WHAT THE TASK ASKS: One exact copy of the listing is needed. It should contain no pictures.

DATA IN THIS EXERCISE:
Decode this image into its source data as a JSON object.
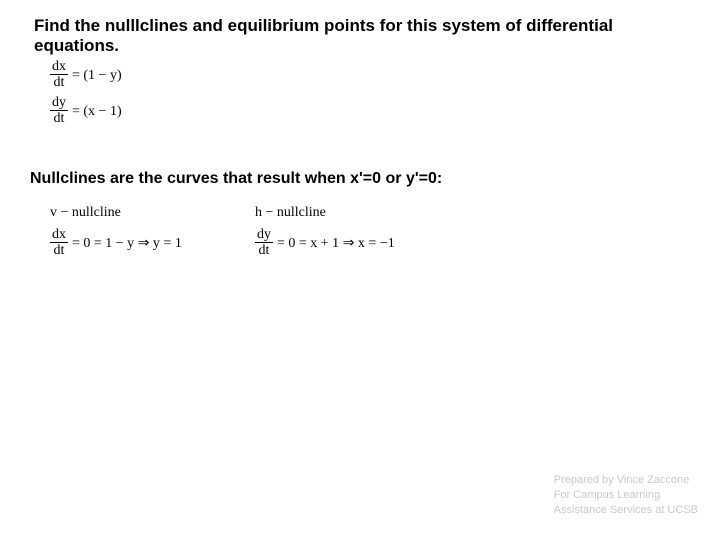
{
  "title": "Find the nulllclines and equilibrium points for this system of differential equations.",
  "system": {
    "eq1_lhs_num": "dx",
    "eq1_lhs_den": "dt",
    "eq1_rhs": "= (1 − y)",
    "eq2_lhs_num": "dy",
    "eq2_lhs_den": "dt",
    "eq2_rhs": "= (x − 1)"
  },
  "subhead": "Nullclines are the curves that result when x'=0 or y'=0:",
  "vblock": {
    "label": "v − nullcline",
    "lhs_num": "dx",
    "lhs_den": "dt",
    "rhs": "= 0 = 1 − y ⇒ y = 1"
  },
  "hblock": {
    "label": "h − nullcline",
    "lhs_num": "dy",
    "lhs_den": "dt",
    "rhs": "= 0 = x + 1 ⇒ x = −1"
  },
  "footer": {
    "line1": "Prepared by Vince Zaccone",
    "line2": "For Campus Learning",
    "line3": "Assistance Services at UCSB"
  }
}
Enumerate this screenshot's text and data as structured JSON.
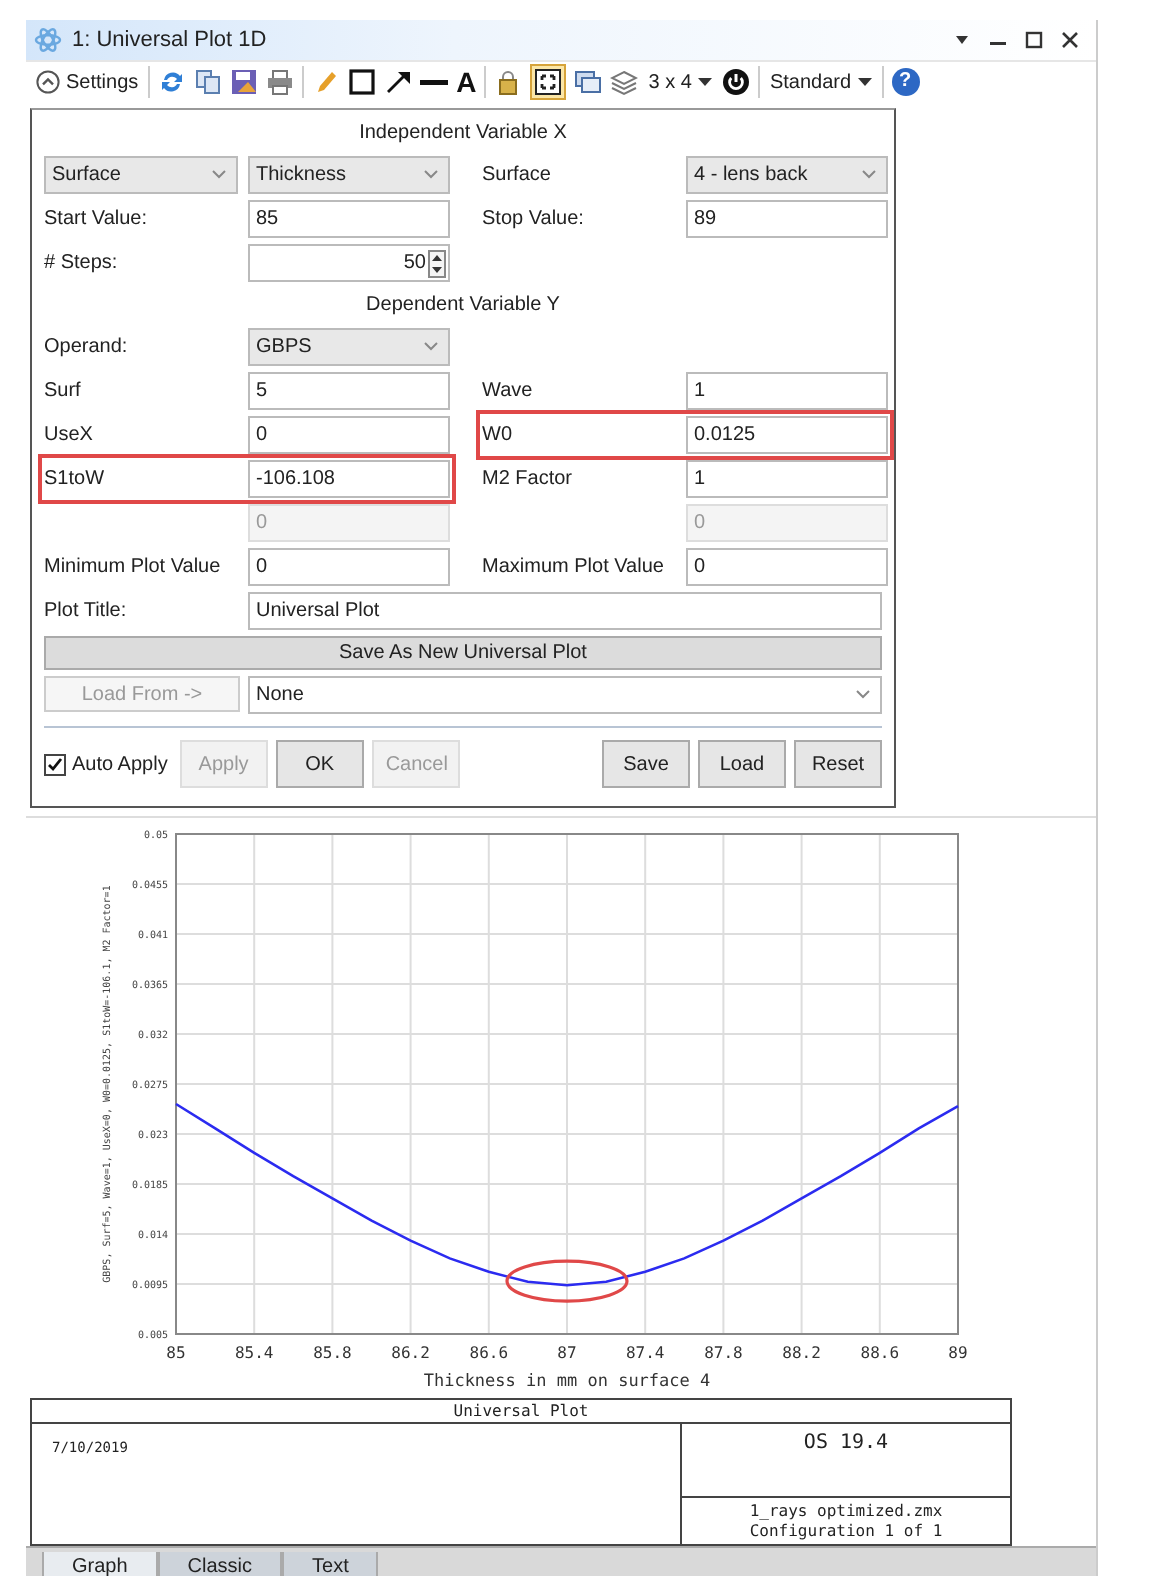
{
  "window": {
    "title": "1: Universal Plot 1D"
  },
  "toolbar": {
    "settings_label": "Settings",
    "text_tool": "A",
    "grid_toggle_on": true,
    "layout_label": "3 x 4",
    "style_label": "Standard",
    "help": "?"
  },
  "form_rows": [
    {
      "kind": "heading",
      "text": "Independent Variable X"
    },
    {
      "kind": "fields",
      "pairs": [
        {
          "cells": [
            {
              "kind": "dropdown",
              "value": "Surface"
            },
            {
              "kind": "dropdown",
              "value": "Thickness"
            }
          ]
        },
        {
          "cells": [
            {
              "kind": "label",
              "text": "Surface"
            },
            {
              "kind": "dropdown",
              "value": "4 - lens back"
            }
          ]
        }
      ]
    },
    {
      "kind": "fields",
      "pairs": [
        {
          "cells": [
            {
              "kind": "label",
              "text": "Start Value:"
            },
            {
              "kind": "input",
              "value": "85",
              "disabled": false
            }
          ]
        },
        {
          "cells": [
            {
              "kind": "label",
              "text": "Stop Value:"
            },
            {
              "kind": "input",
              "value": "89",
              "disabled": false
            }
          ]
        }
      ]
    },
    {
      "kind": "fields",
      "pairs": [
        {
          "cells": [
            {
              "kind": "label",
              "text": "# Steps:"
            },
            {
              "kind": "spinner",
              "value": "50"
            }
          ]
        }
      ]
    },
    {
      "kind": "heading",
      "text": "Dependent Variable Y"
    },
    {
      "kind": "fields",
      "pairs": [
        {
          "cells": [
            {
              "kind": "label",
              "text": "Operand:"
            },
            {
              "kind": "dropdown",
              "value": "GBPS"
            }
          ]
        }
      ]
    },
    {
      "kind": "fields",
      "pairs": [
        {
          "cells": [
            {
              "kind": "label",
              "text": "Surf"
            },
            {
              "kind": "input",
              "value": "5",
              "disabled": false
            }
          ]
        },
        {
          "cells": [
            {
              "kind": "label",
              "text": "Wave"
            },
            {
              "kind": "input",
              "value": "1",
              "disabled": false
            }
          ]
        }
      ]
    },
    {
      "kind": "fields",
      "pairs": [
        {
          "cells": [
            {
              "kind": "label",
              "text": "UseX"
            },
            {
              "kind": "input",
              "value": "0",
              "disabled": false
            }
          ]
        },
        {
          "highlighted": true,
          "cells": [
            {
              "kind": "label",
              "text": "W0"
            },
            {
              "kind": "input",
              "value": "0.0125",
              "disabled": false
            }
          ]
        }
      ]
    },
    {
      "kind": "fields",
      "pairs": [
        {
          "highlighted": true,
          "cells": [
            {
              "kind": "label",
              "text": "S1toW"
            },
            {
              "kind": "input",
              "value": "-106.108",
              "disabled": false
            }
          ]
        },
        {
          "cells": [
            {
              "kind": "label",
              "text": "M2 Factor"
            },
            {
              "kind": "input",
              "value": "1",
              "disabled": false
            }
          ]
        }
      ]
    },
    {
      "kind": "fields",
      "pairs": [
        {
          "cells": [
            {
              "kind": "input",
              "value": "0",
              "disabled": true
            }
          ]
        },
        {
          "cells": [
            {
              "kind": "input",
              "value": "0",
              "disabled": true
            }
          ]
        }
      ]
    },
    {
      "kind": "fields",
      "pairs": [
        {
          "cells": [
            {
              "kind": "label",
              "text": "Minimum Plot Value"
            },
            {
              "kind": "input",
              "value": "0",
              "disabled": false
            }
          ]
        },
        {
          "cells": [
            {
              "kind": "label",
              "text": "Maximum Plot Value"
            },
            {
              "kind": "input",
              "value": "0",
              "disabled": false
            }
          ]
        }
      ]
    },
    {
      "kind": "wide",
      "label": "Plot Title:",
      "value": "Universal Plot"
    }
  ],
  "save_as_button": "Save As New Universal Plot",
  "load_from": {
    "button": "Load From ->",
    "disabled": true,
    "value": "None"
  },
  "auto_apply": {
    "label": "Auto Apply",
    "checked": true
  },
  "left_buttons": [
    {
      "label": "Apply",
      "disabled": true
    },
    {
      "label": "OK",
      "disabled": false
    },
    {
      "label": "Cancel",
      "disabled": true
    }
  ],
  "right_buttons": [
    {
      "label": "Save",
      "disabled": false
    },
    {
      "label": "Load",
      "disabled": false
    },
    {
      "label": "Reset",
      "disabled": false
    }
  ],
  "plot": {
    "minimum_circled": true,
    "chart_data": {
      "type": "line",
      "xlabel": "Thickness in mm on surface 4",
      "ylabel": "GBPS, Surf=5, Wave=1, UseX=0, W0=0.0125, S1toW=-106.1, M2 Factor=1",
      "grid": true,
      "x": [
        85,
        85.2,
        85.4,
        85.6,
        85.8,
        86,
        86.2,
        86.4,
        86.6,
        86.8,
        87,
        87.2,
        87.4,
        87.6,
        87.8,
        88,
        88.2,
        88.4,
        88.6,
        88.8,
        89
      ],
      "series": [
        {
          "color": "#2b2bf0",
          "values": [
            0.0257,
            0.0235,
            0.0213,
            0.0192,
            0.0172,
            0.0152,
            0.0134,
            0.0118,
            0.0106,
            0.0097,
            0.0094,
            0.0097,
            0.0106,
            0.0118,
            0.0134,
            0.0152,
            0.0172,
            0.0192,
            0.0213,
            0.0235,
            0.0255
          ]
        }
      ],
      "xlim": [
        85,
        89
      ],
      "ylim": [
        0.005,
        0.05
      ],
      "xticks": [
        85,
        85.4,
        85.8,
        86.2,
        86.6,
        87,
        87.4,
        87.8,
        88.2,
        88.6,
        89
      ],
      "yticks": [
        0.005,
        0.0095,
        0.014,
        0.0185,
        0.023,
        0.0275,
        0.032,
        0.0365,
        0.041,
        0.0455,
        0.05
      ]
    }
  },
  "footer": {
    "title": "Universal Plot",
    "date": "7/10/2019",
    "version": "OS 19.4",
    "file": "1_rays optimized.zmx",
    "configuration": "Configuration 1 of 1"
  },
  "tabs": [
    {
      "label": "Graph",
      "selected": true
    },
    {
      "label": "Classic",
      "selected": false
    },
    {
      "label": "Text",
      "selected": false
    }
  ]
}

COMPLETED TASK:
Decode this image into its source data as a JSON object.
{
  "title": "Find the nulllclines and equilibrium points for this system of differential equations.",
  "system": {
    "eq1_lhs_num": "dx",
    "eq1_lhs_den": "dt",
    "eq1_rhs": "= (1 − y)",
    "eq2_lhs_num": "dy",
    "eq2_lhs_den": "dt",
    "eq2_rhs": "= (x − 1)"
  },
  "subhead": "Nullclines are the curves that result when x'=0 or y'=0:",
  "vblock": {
    "label": "v − nullcline",
    "lhs_num": "dx",
    "lhs_den": "dt",
    "rhs": "= 0 = 1 − y ⇒ y = 1"
  },
  "hblock": {
    "label": "h − nullcline",
    "lhs_num": "dy",
    "lhs_den": "dt",
    "rhs": "= 0 = x + 1 ⇒ x = −1"
  },
  "footer": {
    "line1": "Prepared by Vince Zaccone",
    "line2": "For Campus Learning",
    "line3": "Assistance Services at UCSB"
  }
}
Enumerate this screenshot's text and data as structured JSON.
{
  "window": {
    "title": "1: Universal Plot 1D"
  },
  "toolbar": {
    "settings_label": "Settings",
    "text_tool": "A",
    "grid_toggle_on": true,
    "layout_label": "3 x 4",
    "style_label": "Standard",
    "help": "?"
  },
  "form_rows": [
    {
      "kind": "heading",
      "text": "Independent Variable X"
    },
    {
      "kind": "fields",
      "pairs": [
        {
          "cells": [
            {
              "kind": "dropdown",
              "value": "Surface"
            },
            {
              "kind": "dropdown",
              "value": "Thickness"
            }
          ]
        },
        {
          "cells": [
            {
              "kind": "label",
              "text": "Surface"
            },
            {
              "kind": "dropdown",
              "value": "4 - lens back"
            }
          ]
        }
      ]
    },
    {
      "kind": "fields",
      "pairs": [
        {
          "cells": [
            {
              "kind": "label",
              "text": "Start Value:"
            },
            {
              "kind": "input",
              "value": "85",
              "disabled": false
            }
          ]
        },
        {
          "cells": [
            {
              "kind": "label",
              "text": "Stop Value:"
            },
            {
              "kind": "input",
              "value": "89",
              "disabled": false
            }
          ]
        }
      ]
    },
    {
      "kind": "fields",
      "pairs": [
        {
          "cells": [
            {
              "kind": "label",
              "text": "# Steps:"
            },
            {
              "kind": "spinner",
              "value": "50"
            }
          ]
        }
      ]
    },
    {
      "kind": "heading",
      "text": "Dependent Variable Y"
    },
    {
      "kind": "fields",
      "pairs": [
        {
          "cells": [
            {
              "kind": "label",
              "text": "Operand:"
            },
            {
              "kind": "dropdown",
              "value": "GBPS"
            }
          ]
        }
      ]
    },
    {
      "kind": "fields",
      "pairs": [
        {
          "cells": [
            {
              "kind": "label",
              "text": "Surf"
            },
            {
              "kind": "input",
              "value": "5",
              "disabled": false
            }
          ]
        },
        {
          "cells": [
            {
              "kind": "label",
              "text": "Wave"
            },
            {
              "kind": "input",
              "value": "1",
              "disabled": false
            }
          ]
        }
      ]
    },
    {
      "kind": "fields",
      "pairs": [
        {
          "cells": [
            {
              "kind": "label",
              "text": "UseX"
            },
            {
              "kind": "input",
              "value": "0",
              "disabled": false
            }
          ]
        },
        {
          "highlighted": true,
          "cells": [
            {
              "kind": "label",
              "text": "W0"
            },
            {
              "kind": "input",
              "value": "0.0125",
              "disabled": false
            }
          ]
        }
      ]
    },
    {
      "kind": "fields",
      "pairs": [
        {
          "highlighted": true,
          "cells": [
            {
              "kind": "label",
              "text": "S1toW"
            },
            {
              "kind": "input",
              "value": "-106.108",
              "disabled": false
            }
          ]
        },
        {
          "cells": [
            {
              "kind": "label",
              "text": "M2 Factor"
            },
            {
              "kind": "input",
              "value": "1",
              "disabled": false
            }
          ]
        }
      ]
    },
    {
      "kind": "fields",
      "pairs": [
        {
          "cells": [
            {
              "kind": "input",
              "value": "0",
              "disabled": true
            }
          ]
        },
        {
          "cells": [
            {
              "kind": "input",
              "value": "0",
              "disabled": true
            }
          ]
        }
      ]
    },
    {
      "kind": "fields",
      "pairs": [
        {
          "cells": [
            {
              "kind": "label",
              "text": "Minimum Plot Value"
            },
            {
              "kind": "input",
              "value": "0",
              "disabled": false
            }
          ]
        },
        {
          "cells": [
            {
              "kind": "label",
              "text": "Maximum Plot Value"
            },
            {
              "kind": "input",
              "value": "0",
              "disabled": false
            }
          ]
        }
      ]
    },
    {
      "kind": "wide",
      "label": "Plot Title:",
      "value": "Universal Plot"
    }
  ],
  "save_as_button": "Save As New Universal Plot",
  "load_from": {
    "button": "Load From ->",
    "disabled": true,
    "value": "None"
  },
  "auto_apply": {
    "label": "Auto Apply",
    "checked": true
  },
  "left_buttons": [
    {
      "label": "Apply",
      "disabled": true
    },
    {
      "label": "OK",
      "disabled": false
    },
    {
      "label": "Cancel",
      "disabled": true
    }
  ],
  "right_buttons": [
    {
      "label": "Save",
      "disabled": false
    },
    {
      "label": "Load",
      "disabled": false
    },
    {
      "label": "Reset",
      "disabled": false
    }
  ],
  "plot": {
    "minimum_circled": true,
    "chart_data": {
      "type": "line",
      "xlabel": "Thickness in mm on surface 4",
      "ylabel": "GBPS, Surf=5, Wave=1, UseX=0, W0=0.0125, S1toW=-106.1, M2 Factor=1",
      "grid": true,
      "x": [
        85,
        85.2,
        85.4,
        85.6,
        85.8,
        86,
        86.2,
        86.4,
        86.6,
        86.8,
        87,
        87.2,
        87.4,
        87.6,
        87.8,
        88,
        88.2,
        88.4,
        88.6,
        88.8,
        89
      ],
      "series": [
        {
          "color": "#2b2bf0",
          "values": [
            0.0257,
            0.0235,
            0.0213,
            0.0192,
            0.0172,
            0.0152,
            0.0134,
            0.0118,
            0.0106,
            0.0097,
            0.0094,
            0.0097,
            0.0106,
            0.0118,
            0.0134,
            0.0152,
            0.0172,
            0.0192,
            0.0213,
            0.0235,
            0.0255
          ]
        }
      ],
      "xlim": [
        85,
        89
      ],
      "ylim": [
        0.005,
        0.05
      ],
      "xticks": [
        85,
        85.4,
        85.8,
        86.2,
        86.6,
        87,
        87.4,
        87.8,
        88.2,
        88.6,
        89
      ],
      "yticks": [
        0.005,
        0.0095,
        0.014,
        0.0185,
        0.023,
        0.0275,
        0.032,
        0.0365,
        0.041,
        0.0455,
        0.05
      ]
    }
  },
  "footer": {
    "title": "Universal Plot",
    "date": "7/10/2019",
    "version": "OS 19.4",
    "file": "1_rays optimized.zmx",
    "configuration": "Configuration 1 of 1"
  },
  "tabs": [
    {
      "label": "Graph",
      "selected": true
    },
    {
      "label": "Classic",
      "selected": false
    },
    {
      "label": "Text",
      "selected": false
    }
  ]
}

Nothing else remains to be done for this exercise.